The College of Liberal Arts and Communication Student Council (CLACSC) held Stepping Beyond Borders yesterday, March 5, at the Bulwagang Jose Basa. Rife with learnings from former student activists to tackle the reality of student activism in the country and its of presence in DLSU-D.

The event aimed to emphasize the relevance of student participation on issues concerning the University and the society, as per CLACSC 2017-2018 Public Relations Officer and project head Angelica Juarez. The event also encouraged the student body to partake on student activism while living out the Lasallian core values.



The truth behind student activism

Two esteemed DLSU-D professors from the Social Sciences Department served as speakers for the event. The first speaker, Hon. Aidel Paul Belamide, professor of Anthropology and Sociology, shared his experiences as a student activist at the University of the Philippines Los Baños.

Para sa akin, ang ibig sabihin ng pakikialam o pakikisangkot ay pakikibahagi sa proseso ng pag-alam sa mga sitwasyon, suliranin, at karanasan sa ating lipunan,” he said, further emphasizing that student activism means understanding the society at large—its history, present, and future.

Highlighting student activism as a multiform concept, Belamide stated that the walls of the school should not limit student activism. “Ito ay hindi natatapos sa silid aralan, hindi natatapos sa pagbabasa ng aklat at dyaryo. Sa halip, ang pinakamalalim na hakbang ay ang pagdanas sa nararanasan ng ating mga kababayan. Sa pamamagitan lamang ng pagdanas ng kanilang totoong karanasan mauunawaan natin ang nangyayari sa ating bayan.

Belamide further added that student activism is not only a social responsibility—but a personal accountability as well. “Ano man ang inyong hawakan—armas, pluma, placard—basta ang intensyon niyo ay mabuti para sa inyong kapwa, ang intensyon niyo ay maganda para sa inyong bayan, maituturing kayong aktibista.
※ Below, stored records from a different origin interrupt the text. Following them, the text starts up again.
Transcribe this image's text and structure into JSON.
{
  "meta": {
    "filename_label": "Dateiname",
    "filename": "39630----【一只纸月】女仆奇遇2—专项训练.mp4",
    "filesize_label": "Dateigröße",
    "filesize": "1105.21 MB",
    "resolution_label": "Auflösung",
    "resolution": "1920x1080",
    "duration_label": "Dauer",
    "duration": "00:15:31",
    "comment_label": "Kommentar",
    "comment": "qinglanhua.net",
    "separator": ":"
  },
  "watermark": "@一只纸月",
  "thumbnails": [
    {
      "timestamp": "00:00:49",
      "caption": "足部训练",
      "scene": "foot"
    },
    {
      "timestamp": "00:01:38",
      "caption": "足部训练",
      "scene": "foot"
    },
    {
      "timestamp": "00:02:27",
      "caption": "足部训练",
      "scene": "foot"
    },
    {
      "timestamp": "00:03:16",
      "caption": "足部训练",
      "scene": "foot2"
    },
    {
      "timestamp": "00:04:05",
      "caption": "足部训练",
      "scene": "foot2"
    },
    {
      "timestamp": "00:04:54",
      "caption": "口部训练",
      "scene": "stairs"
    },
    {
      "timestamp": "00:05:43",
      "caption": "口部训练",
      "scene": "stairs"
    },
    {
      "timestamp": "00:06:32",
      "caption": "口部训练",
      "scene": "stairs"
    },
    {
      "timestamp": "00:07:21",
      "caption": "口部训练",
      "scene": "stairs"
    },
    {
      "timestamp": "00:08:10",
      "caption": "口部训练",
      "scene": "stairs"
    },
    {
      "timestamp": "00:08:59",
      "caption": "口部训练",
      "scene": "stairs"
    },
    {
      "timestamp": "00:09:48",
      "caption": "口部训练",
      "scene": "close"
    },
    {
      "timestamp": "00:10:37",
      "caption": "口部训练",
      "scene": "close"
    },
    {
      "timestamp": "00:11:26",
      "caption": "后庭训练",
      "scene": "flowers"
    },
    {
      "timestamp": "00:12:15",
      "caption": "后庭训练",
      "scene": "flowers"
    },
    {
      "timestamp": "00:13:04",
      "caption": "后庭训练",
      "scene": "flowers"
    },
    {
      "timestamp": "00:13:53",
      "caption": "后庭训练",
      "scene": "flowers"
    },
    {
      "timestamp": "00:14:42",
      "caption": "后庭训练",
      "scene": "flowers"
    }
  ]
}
The lack of student activism

Belamide was followed by Dr. Phillip Mallari, professor of Development Studies and other social studies subjects, who tackled student activism as a sustainable practice. A former member of the Philippine Christian Movement, he shared that he joined demonstrations with student activists from the College of the Holy Spirit and Ateneo de Manila University, among other schools.

Mallari began his lecture with a question—an observation he aims to underline. “Bakit kadalasan sa mga estudyante ng DLSU-D ay hindi involved sa student activism?” Members of the audience quickly responded, “kasi bawal.” He then clarified that the students are not and should not be prohibited from involving themselves in issues concerning the University and the society.

“Have you heard na magkakaroon tayo ng tuition fee increase? So, what are you going to do? Sit down and relax? Ganoon na lang ba ang gagawin niyo? How can you articulate what you want to say if you are not active, if you are not participating to the activities related to this negotiation?”

For his conclusion, Mallari enumerated four ways how student activism can be sustained in the University. According to him, the students must be vigilant, inform themselves, inform other students, and encourage other students to also be vigilant, informed, and knowledgeable. “Dapat, ang mga taga-DLSU-D, aktibo sa mga ganitong bagay,” he dared.


Many people believe that student activism brings more peril than advantage—leading to its dissuasion and disapproval. But student learning should not be restricted to just academics as there are lessons only society can provide.

Contrary to conventional views, student activism does not promote hostility and violence—doubtlessly, it upholds the courage to step beyond borders.